The increasing complexities we will continue to face in the coming years within our healthcare delivery models requires us to seriously address not only how to best implement technology in patient support, but how to continue to address the patient’s clinical and functional needs related to the disease as well as the behavioral and psychosocial factors potentially leading to non-adherence. – Nareda Mills, global president, Patient Solutions, Ashfield Engage, an Inizio company


Will retailers continue to expand their role in primary care this year?

All indicators are that major retail pharmacies like Walmart, Amazon, CVS, and Walgreens will continue to drive greater vertical integration by expanding their role in primary care. Walmart is projected to be the largest provider of primary care services this year. 

This change will necessitate pharma rethink how they market to retailers and what kind of presence they establish in those retail locations. It may also impact marketing to individual primary care physicians, as marketing resources are shifted against these larger entities. This change will also put more pressure on specialty pharmacies and smaller retail pharmacies as these larger ones will also continue to expand into specialty distribution and the rapid delivery of discounted prescriptions to patients.

The large retailers are all tech-savvy, customer-centric, and well positioned for providing omnichannel healthcare experiences to patients, and do an excellent job managing customer relationships, while increasing medication adherence. They also have very loyal retail customer followings with potential for higher patient volumes in the pharmaceutical area.

The continued commoditization of primary care will put price pressure on smaller practices and make it difficult for them to compete. Some of these alternative pharmacy options deliver timely and convenient healthcare and offer a one-stop shopping experience, from the provider visit through Rx delivery. This may be another reason smaller practices maintain or increase their telehealth offerings to meet their patients’ needs on their own terms.

It’s not yet clear who will be the big winner. The great unknown is whether the level of care retailers can provide will be comparable to what patients are accustomed to receiving from their primary care doctor. For many conditions, people are just looking for a fast solution to their problem and this newer source of primary care may be well positioned to fill that role. – Jim Ruiz
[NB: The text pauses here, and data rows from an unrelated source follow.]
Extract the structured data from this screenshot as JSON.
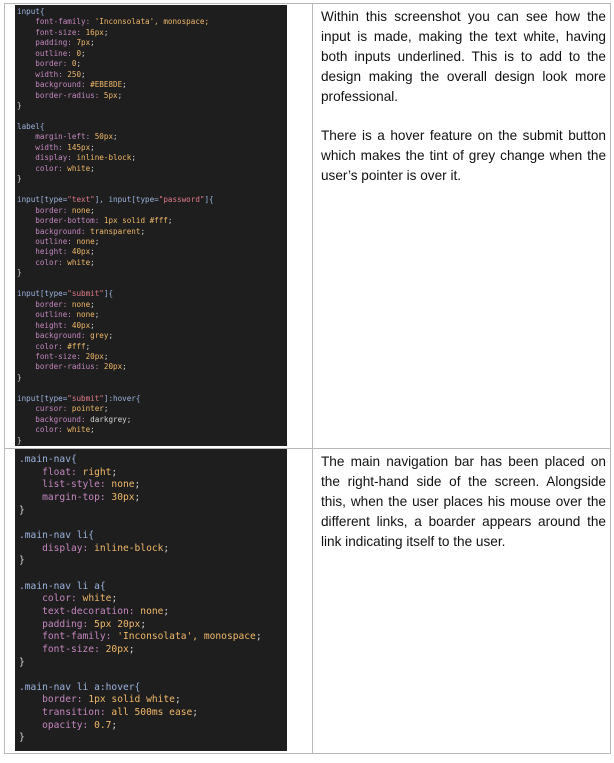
{
  "rows": [
    {
      "code_lines": [
        [
          [
            "input{",
            "sel"
          ]
        ],
        [
          [
            "    font-family: ",
            "prop"
          ],
          [
            "'Inconsolata'",
            "val"
          ],
          [
            ", monospace;",
            "val"
          ]
        ],
        [
          [
            "    font-size: ",
            "prop"
          ],
          [
            "16px",
            "val"
          ],
          [
            ";",
            "punc"
          ]
        ],
        [
          [
            "    padding: ",
            "prop"
          ],
          [
            "7px",
            "val"
          ],
          [
            ";",
            "punc"
          ]
        ],
        [
          [
            "    outline: ",
            "prop"
          ],
          [
            "0",
            "val"
          ],
          [
            ";",
            "punc"
          ]
        ],
        [
          [
            "    border: ",
            "prop"
          ],
          [
            "0",
            "val"
          ],
          [
            ";",
            "punc"
          ]
        ],
        [
          [
            "    width: ",
            "prop"
          ],
          [
            "250",
            "val"
          ],
          [
            ";",
            "punc"
          ]
        ],
        [
          [
            "    background: ",
            "prop"
          ],
          [
            "#EBE8DE",
            "val"
          ],
          [
            ";",
            "punc"
          ]
        ],
        [
          [
            "    border-radius: ",
            "prop"
          ],
          [
            "5px",
            "val"
          ],
          [
            ";",
            "punc"
          ]
        ],
        [
          [
            "}",
            "punc"
          ]
        ],
        [
          [
            "",
            "punc"
          ]
        ],
        [
          [
            "label{",
            "sel"
          ]
        ],
        [
          [
            "    margin-left: ",
            "prop"
          ],
          [
            "50px",
            "val"
          ],
          [
            ";",
            "punc"
          ]
        ],
        [
          [
            "    width: ",
            "prop"
          ],
          [
            "145px",
            "val"
          ],
          [
            ";",
            "punc"
          ]
        ],
        [
          [
            "    display: ",
            "prop"
          ],
          [
            "inline-block",
            "val"
          ],
          [
            ";",
            "punc"
          ]
        ],
        [
          [
            "    color: ",
            "prop"
          ],
          [
            "white",
            "val"
          ],
          [
            ";",
            "punc"
          ]
        ],
        [
          [
            "}",
            "punc"
          ]
        ],
        [
          [
            "",
            "punc"
          ]
        ],
        [
          [
            "input[type=",
            "sel"
          ],
          [
            "\"text\"",
            "str"
          ],
          [
            "], input[type=",
            "sel"
          ],
          [
            "\"password\"",
            "str"
          ],
          [
            "]{",
            "sel"
          ]
        ],
        [
          [
            "    border: ",
            "prop"
          ],
          [
            "none",
            "val"
          ],
          [
            ";",
            "punc"
          ]
        ],
        [
          [
            "    border-bottom: ",
            "prop"
          ],
          [
            "1px solid #fff",
            "val"
          ],
          [
            ";",
            "punc"
          ]
        ],
        [
          [
            "    background: ",
            "prop"
          ],
          [
            "transparent",
            "val"
          ],
          [
            ";",
            "punc"
          ]
        ],
        [
          [
            "    outline: ",
            "prop"
          ],
          [
            "none",
            "val"
          ],
          [
            ";",
            "punc"
          ]
        ],
        [
          [
            "    height: ",
            "prop"
          ],
          [
            "40px",
            "val"
          ],
          [
            ";",
            "punc"
          ]
        ],
        [
          [
            "    color: ",
            "prop"
          ],
          [
            "white",
            "val"
          ],
          [
            ";",
            "punc"
          ]
        ],
        [
          [
            "}",
            "punc"
          ]
        ],
        [
          [
            "",
            "punc"
          ]
        ],
        [
          [
            "input[type=",
            "sel"
          ],
          [
            "\"submit\"",
            "str"
          ],
          [
            "]{",
            "sel"
          ]
        ],
        [
          [
            "    border: ",
            "prop"
          ],
          [
            "none",
            "val"
          ],
          [
            ";",
            "punc"
          ]
        ],
        [
          [
            "    outline: ",
            "prop"
          ],
          [
            "none",
            "val"
          ],
          [
            ";",
            "punc"
          ]
        ],
        [
          [
            "    height: ",
            "prop"
          ],
          [
            "40px",
            "val"
          ],
          [
            ";",
            "punc"
          ]
        ],
        [
          [
            "    background: ",
            "prop"
          ],
          [
            "grey",
            "val"
          ],
          [
            ";",
            "punc"
          ]
        ],
        [
          [
            "    color: ",
            "prop"
          ],
          [
            "#fff",
            "val"
          ],
          [
            ";",
            "punc"
          ]
        ],
        [
          [
            "    font-size: ",
            "prop"
          ],
          [
            "20px",
            "val"
          ],
          [
            ";",
            "punc"
          ]
        ],
        [
          [
            "    border-radius: ",
            "prop"
          ],
          [
            "20px",
            "val"
          ],
          [
            ";",
            "punc"
          ]
        ],
        [
          [
            "}",
            "punc"
          ]
        ],
        [
          [
            "",
            "punc"
          ]
        ],
        [
          [
            "input[type=",
            "sel"
          ],
          [
            "\"submit\"",
            "str"
          ],
          [
            "]:hover{",
            "sel"
          ]
        ],
        [
          [
            "    cursor: ",
            "prop"
          ],
          [
            "pointer",
            "val"
          ],
          [
            ";",
            "punc"
          ]
        ],
        [
          [
            "    background: ",
            "prop"
          ],
          [
            "darkgrey",
            "punc"
          ],
          [
            ";",
            "punc"
          ]
        ],
        [
          [
            "    color: ",
            "prop"
          ],
          [
            "white",
            "val"
          ],
          [
            ";",
            "punc"
          ]
        ],
        [
          [
            "}",
            "punc"
          ]
        ]
      ],
      "paragraphs": [
        "Within this screenshot you can see how the input is made, making the text white, having both inputs underlined. This is to add to the design making the overall design look more professional.",
        "There is a hover feature on the submit button which makes the tint of grey change when the user’s pointer is over it."
      ]
    },
    {
      "code_lines": [
        [
          [
            ".main-nav{",
            "sel"
          ]
        ],
        [
          [
            "    float: ",
            "prop"
          ],
          [
            "right",
            "val"
          ],
          [
            ";",
            "punc"
          ]
        ],
        [
          [
            "    list-style: ",
            "prop"
          ],
          [
            "none",
            "val"
          ],
          [
            ";",
            "punc"
          ]
        ],
        [
          [
            "    margin-top: ",
            "prop"
          ],
          [
            "30px",
            "val"
          ],
          [
            ";",
            "punc"
          ]
        ],
        [
          [
            "}",
            "punc"
          ]
        ],
        [
          [
            "",
            "punc"
          ]
        ],
        [
          [
            ".main-nav li{",
            "sel"
          ]
        ],
        [
          [
            "    display: ",
            "prop"
          ],
          [
            "inline-block",
            "val"
          ],
          [
            ";",
            "punc"
          ]
        ],
        [
          [
            "}",
            "punc"
          ]
        ],
        [
          [
            "",
            "punc"
          ]
        ],
        [
          [
            ".main-nav li a{",
            "sel"
          ]
        ],
        [
          [
            "    color: ",
            "prop"
          ],
          [
            "white",
            "val"
          ],
          [
            ";",
            "punc"
          ]
        ],
        [
          [
            "    text-decoration: ",
            "prop"
          ],
          [
            "none",
            "val"
          ],
          [
            ";",
            "punc"
          ]
        ],
        [
          [
            "    padding: ",
            "prop"
          ],
          [
            "5px 20px",
            "val"
          ],
          [
            ";",
            "punc"
          ]
        ],
        [
          [
            "    font-family: ",
            "prop"
          ],
          [
            "'Inconsolata', monospace",
            "val"
          ],
          [
            ";",
            "punc"
          ]
        ],
        [
          [
            "    font-size: ",
            "prop"
          ],
          [
            "20px",
            "val"
          ],
          [
            ";",
            "punc"
          ]
        ],
        [
          [
            "}",
            "punc"
          ]
        ],
        [
          [
            "",
            "punc"
          ]
        ],
        [
          [
            ".main-nav li a:hover{",
            "sel"
          ]
        ],
        [
          [
            "    border: ",
            "prop"
          ],
          [
            "1px solid white",
            "val"
          ],
          [
            ";",
            "punc"
          ]
        ],
        [
          [
            "    transition: ",
            "prop"
          ],
          [
            "all 500ms ease",
            "val"
          ],
          [
            ";",
            "punc"
          ]
        ],
        [
          [
            "    opacity: ",
            "prop"
          ],
          [
            "0.7",
            "val"
          ],
          [
            ";",
            "punc"
          ]
        ],
        [
          [
            "}",
            "punc"
          ]
        ]
      ],
      "paragraphs": [
        "The main navigation bar has been placed on the right-hand side of the screen. Alongside this, when the user places his mouse over the different links, a boarder appears around the link indicating itself to the user."
      ]
    }
  ]
}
Josh Slatko, Med Ad News Josh Slatko is contributing editor of Med Ad News and